New figures from the Department for Transport reveal there was a sharp fall in deaths from drink-drive accidents in 2010.Very good news that backs up Transport Secretary Philip Hammond’s decision earlier this year not to cut the drink-drive limit. Arguably, the vast majority of the casualty reductions that might have been achieved by cutting the limit fifteen or twenty years ago have already been realised by changes in behaviour. However, regrettably, some of this fall must be due to people simply choosing not to visit pubs at all, with the inevitable repercussions for the pub trade.
There were 250 fatalities in 2010, compared to a total of 380 deaths in 2009, reveals the department’s provisional report.
Serious injuries from drink-driving incidents fell 18 per cent to 1,230 and slight injuries were down 19 per cent at 8,220.
In 1979, when drink-drive casualty records began, there were as many as 1,640 deaths.

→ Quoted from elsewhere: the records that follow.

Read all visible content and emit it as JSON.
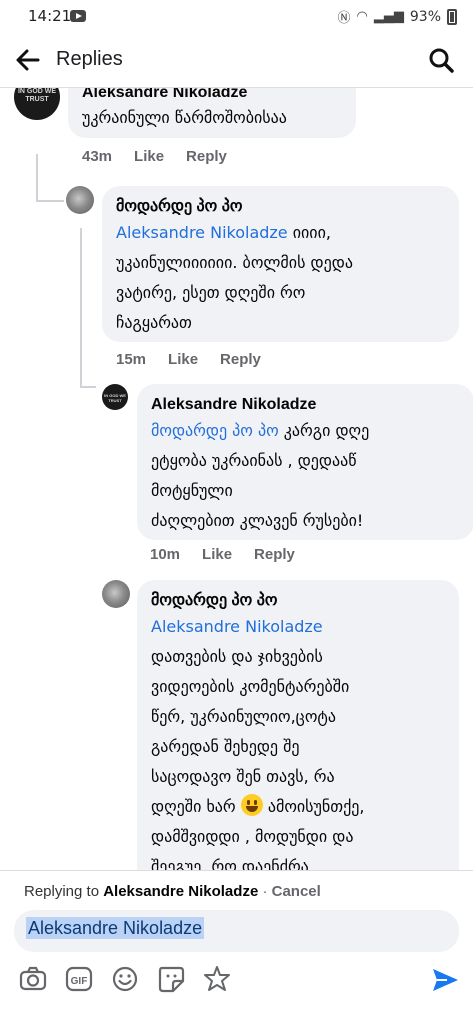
{
  "status_bar": {
    "time": "14:21",
    "battery": "93%"
  },
  "header": {
    "title": "Replies"
  },
  "comments": [
    {
      "author": "Aleksandre Nikoladze",
      "avatar_text": "IN GOD WE TRUST",
      "text": "უკრაინული წარმოშობისაა",
      "time": "43m",
      "like": "Like",
      "reply": "Reply"
    },
    {
      "author": "მოდარდე პო პო",
      "mention": "Aleksandre Nikoladze",
      "text_line1": " იიიი,",
      "text_rest": [
        "უკაინულიიიიიი. ბოლმის დედა",
        "ვატირე, ესეთ დღეში რო",
        "ჩაგყარათ"
      ],
      "time": "15m",
      "like": "Like",
      "reply": "Reply"
    },
    {
      "author": "Aleksandre Nikoladze",
      "avatar_text": "IN GOD WE TRUST",
      "mention": "მოდარდე პო პო",
      "text_line1": " კარგი დღე",
      "text_rest": [
        "ეტყობა უკრაინას , დედააწ",
        "მოტყნული",
        "ძაღლებით კლავენ რუსები!"
      ],
      "time": "10m",
      "like": "Like",
      "reply": "Reply"
    },
    {
      "author": "მოდარდე პო პო",
      "mention": "Aleksandre Nikoladze",
      "text_lines": [
        "დათვების და ჯიხვების",
        "ვიდეოების კომენტარებში",
        "წერ, უკრაინულიო,ცოტა",
        "გარედან შეხედე შე",
        "საცოდავო შენ თავს, რა"
      ],
      "line_emoji_before": "დღეში ხარ ",
      "line_emoji_after": " ამოისუნთქე,",
      "text_tail": [
        "დამშვიდდი , მოდუნდი და",
        "შეეგუე, რო დაენძრა"
      ]
    }
  ],
  "composer": {
    "replying_prefix": "Replying to ",
    "replying_to": "Aleksandre Nikoladze",
    "separator": " · ",
    "cancel": "Cancel",
    "input_value": "Aleksandre Nikoladze"
  },
  "toolbar": {
    "icons": [
      "camera-icon",
      "gif-icon",
      "emoji-icon",
      "sticker-icon",
      "avatar-sticker-icon"
    ],
    "gif_label": "GIF",
    "send_color": "#1877f2"
  }
}
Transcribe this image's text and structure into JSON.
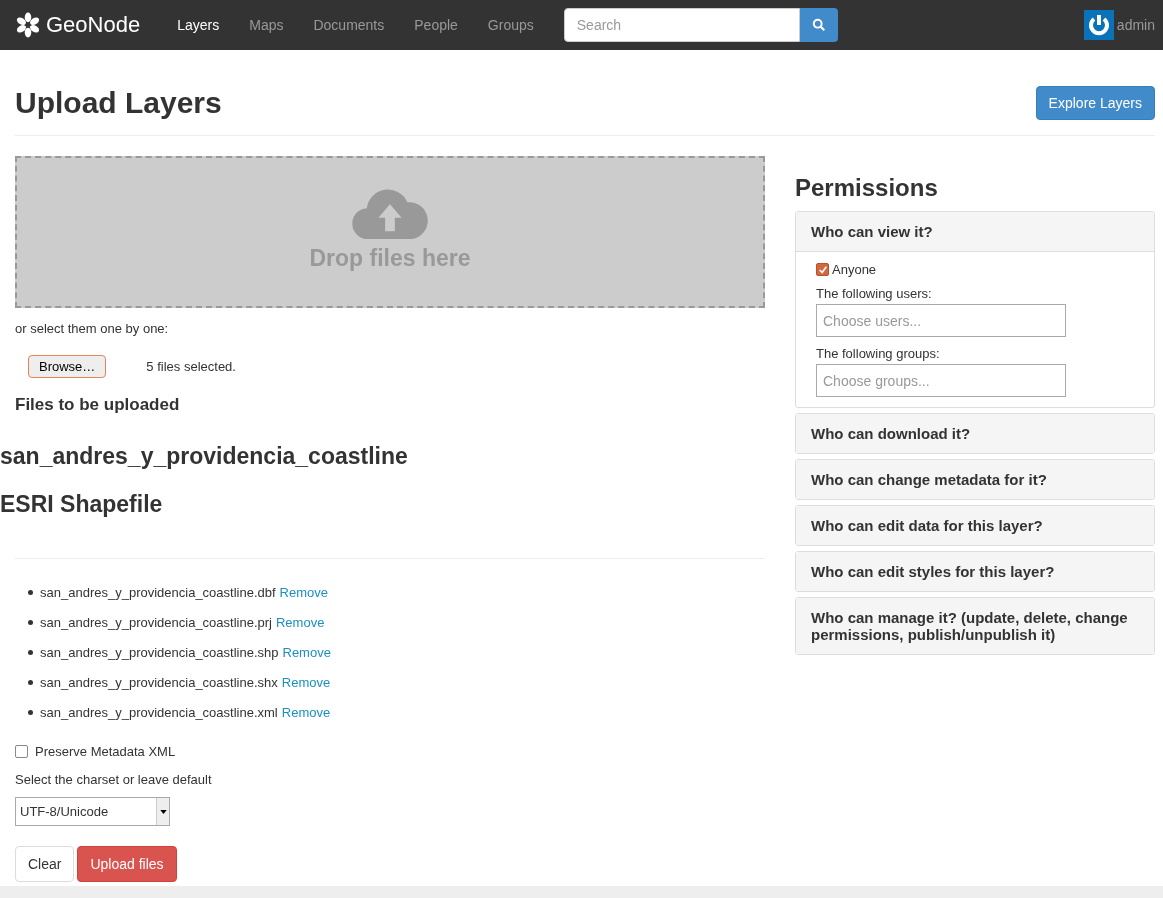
{
  "navbar": {
    "brand": "GeoNode",
    "items": [
      {
        "label": "Layers",
        "selected": true
      },
      {
        "label": "Maps",
        "selected": false
      },
      {
        "label": "Documents",
        "selected": false
      },
      {
        "label": "People",
        "selected": false
      },
      {
        "label": "Groups",
        "selected": false
      }
    ],
    "search": {
      "placeholder": "Search"
    },
    "user": "admin"
  },
  "page": {
    "title": "Upload Layers",
    "explore_button": "Explore Layers"
  },
  "upload": {
    "dropzone_text": "Drop files here",
    "select_hint": "or select them one by one:",
    "browse_button": "Browse…",
    "file_status": "5 files selected.",
    "files_heading": "Files to be uploaded",
    "layer_name": "san_andres_y_providencia_coastline",
    "layer_type": "ESRI Shapefile",
    "files": [
      {
        "name": "san_andres_y_providencia_coastline.dbf",
        "action": "Remove"
      },
      {
        "name": "san_andres_y_providencia_coastline.prj",
        "action": "Remove"
      },
      {
        "name": "san_andres_y_providencia_coastline.shp",
        "action": "Remove"
      },
      {
        "name": "san_andres_y_providencia_coastline.shx",
        "action": "Remove"
      },
      {
        "name": "san_andres_y_providencia_coastline.xml",
        "action": "Remove"
      }
    ],
    "preserve_metadata": {
      "label": "Preserve Metadata XML",
      "checked": false
    },
    "charset_label": "Select the charset or leave default",
    "charset": {
      "value": "UTF-8/Unicode"
    },
    "buttons": {
      "clear": "Clear",
      "upload": "Upload files"
    }
  },
  "permissions": {
    "title": "Permissions",
    "panels": [
      {
        "title": "Who can view it?",
        "expanded": true,
        "anyone": {
          "label": "Anyone",
          "checked": true
        },
        "users_label": "The following users:",
        "users_placeholder": "Choose users...",
        "groups_label": "The following groups:",
        "groups_placeholder": "Choose groups..."
      },
      {
        "title": "Who can download it?",
        "expanded": false
      },
      {
        "title": "Who can change metadata for it?",
        "expanded": false
      },
      {
        "title": "Who can edit data for this layer?",
        "expanded": false
      },
      {
        "title": "Who can edit styles for this layer?",
        "expanded": false
      },
      {
        "title": "Who can manage it? (update, delete, change permissions, publish/unpublish it)",
        "expanded": false
      }
    ]
  }
}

Transport minister Norman Baker said: ‘The provisional figures suggest the number of drink-drive deaths is now 83 per cent lower than 30 years ago – this is very welcome. However, we are determined to continue to take firm action against the small minority of drivers who still ignore the limit.’